GRADUATING students of medical courses will soon have a chance to help in the national government’s ongoing vaccination rollout.
This after the Commission on Higher Education (Ched) and the Department of Health (DOH) issued a joint memorandum circular allowing post-graduate and undergraduate medical interns; clinical clerks, and fourth-year medicine and nursing students to serve as vaccinators in their areas as part of the National Covid-19 Vaccine Deployment and Vaccination Program.
These students can volunteer as health screeners, vaccinators, and pre/post vaccination watchers under the supervision of licensed physicians and nurses, Ched said in a statement.
“The government is now fast-tracking the vaccination rollout as more Covid-19 vaccines arrive in the country. Yesterday, and for the second time, the country breached the one million daily target for vaccination. As we increase the number of vaccination sites and increase daily targets, these additional vaccinators and support staff are critical to achieve herd immunity in the next two months,” Ched Chairman Prospero “Popoy” De Vera said in a press release over the weekend.
De Vera said the Ched has been pushing for school-based vaccination in all big private and public HEIs since October. So far, 61 HEIs are now functioning as vaccination centers all over the country.
“While more than one million college students have already been vaccinated, this is only about 30 percent of the target number.

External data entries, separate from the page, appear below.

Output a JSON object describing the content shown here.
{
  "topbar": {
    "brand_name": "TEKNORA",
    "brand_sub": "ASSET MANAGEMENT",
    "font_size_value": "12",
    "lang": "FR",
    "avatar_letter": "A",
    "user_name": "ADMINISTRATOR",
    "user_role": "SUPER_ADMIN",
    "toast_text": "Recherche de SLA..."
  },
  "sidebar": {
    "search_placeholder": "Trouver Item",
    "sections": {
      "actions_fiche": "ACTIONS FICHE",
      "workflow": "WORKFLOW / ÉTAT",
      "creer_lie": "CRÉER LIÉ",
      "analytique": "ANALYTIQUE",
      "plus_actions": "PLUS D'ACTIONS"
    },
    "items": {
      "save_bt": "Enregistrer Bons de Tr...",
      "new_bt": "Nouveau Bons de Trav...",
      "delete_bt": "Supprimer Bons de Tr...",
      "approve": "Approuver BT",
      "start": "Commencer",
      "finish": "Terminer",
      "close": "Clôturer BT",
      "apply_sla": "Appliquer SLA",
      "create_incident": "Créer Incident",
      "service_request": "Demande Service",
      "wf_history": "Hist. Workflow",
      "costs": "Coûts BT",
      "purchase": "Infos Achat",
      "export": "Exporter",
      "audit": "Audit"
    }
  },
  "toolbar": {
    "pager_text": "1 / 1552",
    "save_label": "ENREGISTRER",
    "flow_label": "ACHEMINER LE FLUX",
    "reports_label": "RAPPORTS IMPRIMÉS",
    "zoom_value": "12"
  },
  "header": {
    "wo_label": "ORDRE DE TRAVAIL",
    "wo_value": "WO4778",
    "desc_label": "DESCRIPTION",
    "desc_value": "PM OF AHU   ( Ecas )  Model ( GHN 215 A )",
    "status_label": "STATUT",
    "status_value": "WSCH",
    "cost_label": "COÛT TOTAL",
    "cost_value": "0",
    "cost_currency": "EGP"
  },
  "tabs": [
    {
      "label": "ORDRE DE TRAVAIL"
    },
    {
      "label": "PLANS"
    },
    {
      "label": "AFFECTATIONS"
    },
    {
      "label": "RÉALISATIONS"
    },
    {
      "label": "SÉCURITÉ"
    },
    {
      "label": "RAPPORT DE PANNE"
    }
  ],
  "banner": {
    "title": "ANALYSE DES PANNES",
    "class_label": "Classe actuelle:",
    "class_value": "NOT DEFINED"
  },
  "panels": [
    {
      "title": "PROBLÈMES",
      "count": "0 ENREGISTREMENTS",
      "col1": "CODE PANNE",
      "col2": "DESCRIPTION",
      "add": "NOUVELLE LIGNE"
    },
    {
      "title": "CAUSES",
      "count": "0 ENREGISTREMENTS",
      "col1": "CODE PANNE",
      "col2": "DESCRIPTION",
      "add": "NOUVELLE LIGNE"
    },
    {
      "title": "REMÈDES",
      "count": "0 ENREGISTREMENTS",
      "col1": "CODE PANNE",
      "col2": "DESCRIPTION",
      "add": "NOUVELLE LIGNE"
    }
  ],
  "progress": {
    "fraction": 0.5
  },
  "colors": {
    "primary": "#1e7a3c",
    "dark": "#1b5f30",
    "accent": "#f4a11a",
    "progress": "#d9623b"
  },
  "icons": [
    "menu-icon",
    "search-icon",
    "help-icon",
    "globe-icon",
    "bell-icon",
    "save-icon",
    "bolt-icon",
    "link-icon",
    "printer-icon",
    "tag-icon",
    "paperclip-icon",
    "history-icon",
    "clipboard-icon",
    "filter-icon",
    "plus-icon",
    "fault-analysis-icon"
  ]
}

We need to rapidly vaccinate more students,” De Vera said.
De Vera said the post-graduate/undergraduate interns, clinical clerks and fourth year nursing students who will volunteer will be trained and supervised by health professionals.
Their volunteer work and completed number of hours will be credited in their internship and will be certified by the head of the vaccination team in the particular vaccination site where they rendered their services, De Vera added.